Exchange controls on current account transactions were progressively relaxed culminating in current account convertibility. Foreign Institutional Investors were allowed to invest in Indian equities subject to restrictions on maximum holdings in individual companies. Restrictions remain on investment in debt, but these too have been progressively relaxed. Indian companies were allowed to raise equity in international markets subject to various restrictions. Indian companies were allowed to borrow in international markets subject to a minimum maturity, a ceiling on the maximum interest rate, and annual caps on aggregate external commercial borrowings by all entities put together. Indian mutual funds were allowed to invest a small portion of their assets abroad. Indian companies were given access to long dated forward contracts and to cross currency options.(Derivatives)

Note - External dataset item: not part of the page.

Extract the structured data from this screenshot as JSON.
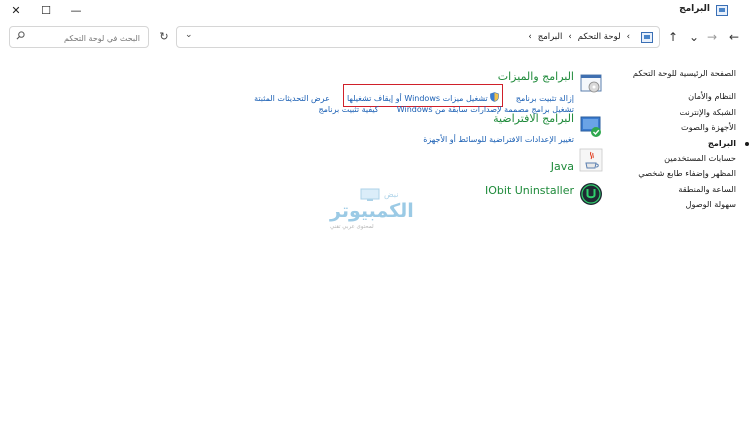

Reforms in the capital market

SEBI- the apex regulator of the Indian capital

markets Regulations were framed for insider trading Abolition of capital issues control Introduction of free pricing of equity issues On-line trading was introduced at all stock exchanges

Where does Indian stand in terms of Global Integration?

Over the past decade FDI flows into India have

averaged around 0.5% of GDP against 5% for China 5.5% for Brazil. Whereas FDI inflows into China now exceeds US $ 50 billion annually. It is only US $ 4billion in the case of India
Consider global trade - India's share of world

merchandise exports increased from .05% to .07% over the past 20 years. Over the same period China's share has tripled to almost 4%.

India's share of global trade is similar to that of the

Philippines, an economy 6 times smaller according to IMF estimates. India under trades by 70-80% given its size, proximity to markets and labor cost advantages.

A country must carefully choose a combination of policies that best enables it to take the opportunity while avoiding the pitfalls and utilizing globalization to the fullest extent possible.

Dont ask too many questions Use your analytical skills to develop your thinking


Thank you